Every blood donation session now providing plasma for medicine
This means as a blood donor, you can now save even more lives.
From this week (beginning Monday 10 October), plasma is being recovered from every blood donation session in England to make a lifesaving medicine, so blood donors will save even more lives.
What is plasma?
Plasma is the liquid part of blood. It is rich in antibodies, which fight infections, so it can be used to make immunoglobulin, a medicine which strengthens or stabilises the immune system. Around 17,000 seriously people in England receive immunoglobulin for rare and serious disorders every year.
England currently relies on imports but immunoglobulin supplies are under pressure around the world. Supplies can also be affected by temporary shocks such as the coronavirus pandemic, which cut supplies from America, the main source of immunoglobulin for the UK.
International demand for immunoglobulin is predicted to rise by 55% between 2020 and 2026, putting further pressure on supplies.

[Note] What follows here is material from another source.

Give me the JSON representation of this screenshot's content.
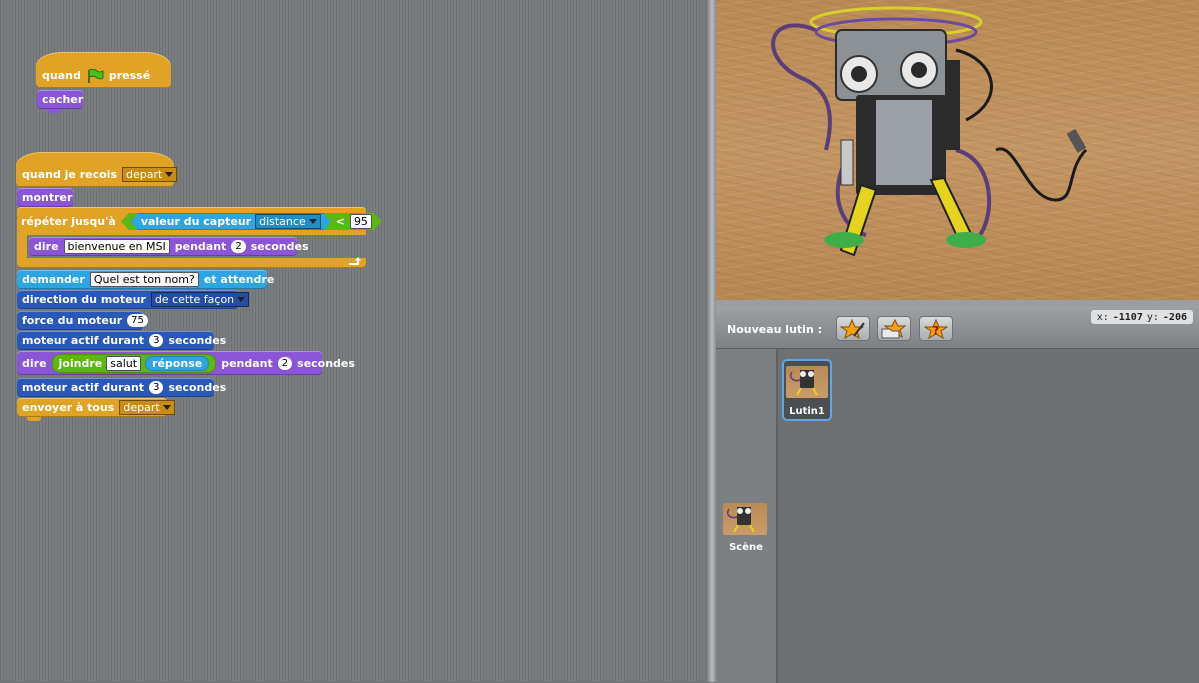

By recovering plasma from blood donations in England, NHSBT will bolster future immunoglobulin supplies to the NHS.
How is immunoglobulin used?
Immunoglobulin is used in two ways:
- To strengthen the immune system of people don’t make enough antibodies - for example if they have a genetic disorder causing a primary immunodeficiency. The donor antibodies fight off viruses and bacteria that the patient could not fight off on their own
- To stabilise the immune system of people whose immune systems are attacking their own body – for example if they have Guillain-Barré syndrome or myasthenia gravis. The donor antibodies help the patient’s immune system regulate itself
Every one of England’s 25 permanent blood donor centres and 50 mobile teams can now provide plasma for immunoglobulin medicine from this week, completing a 14-month roll out. The final mobile blood donation teams which came on board over the last few days are Sutton Coldfield, Portsmouth, Exeter, Horsham, Maidstone, and Brighton.
No changes to the donation process
As a blood donor, you will not notice any changes. Your blood donation will go ahead as normal, and your red blood cells will be used for blood transfusions as normal.
However, when your donation is processed by NHS Blood and Transplant (NHSBT) at its manufacturing centres in Manchester, Bristol and London and the plasma is separated out, the plasma can now be made ready for use as immunoglobulin.
Romeo Russell, 4, from Horsham, needed two infusions of immunoglobins as a toddler after his body started destroying his own red blood cells. Mum Maria, 40, a supermarket assistant and an administration assistant, said:
“We’re forever grateful to the people who donate.
“Romeo was having two blood transfusions a day as his body was destroying his cells at such a rate.
“Immunoglobulin was used as his body wasn't mature enough to know what to do, he needed adult cells to teach his body. Romeo has gone from being unable to walk across a room to a boy with endless energy.
“We’re so happy that immunoglobulin can now be made from the plasma of blood donors. I know it’s a specialist medicine in high demand and that more children will need it in the future.”
There are nearly 800,000 blood donors in England, making around 1.4m donations a year. Not every donation will have its plasma used at first, but in time all the recovered plasma will be used for immunoglobulin or clinical use.
This will improve immunoglobulin supply to the NHS because England has relied solely on imported immunoglobulin for more than 20 years as a precaution against Variant Creutzfeldt-Jakob disease (vCJD). That was until the Medicines and Healthcare products Regulatory Agency (MHRA) reviewed the evidence and advised the Government immunoglobulin could again be made from the plasma of UK donors.
In 2021, the Government directed NHSBT to restart collecting plasma for use as immunoglobulin. As well as recovering plasma from blood, NHSBT is also collecting plasma in specialist plasma donor centres in Twickenham, Birmingham and Reading. The lengthy process of creating a new supply chain and manufacturing the plasma into immunoglobulin means plasma from English donors is due to start reaching patients from 2024.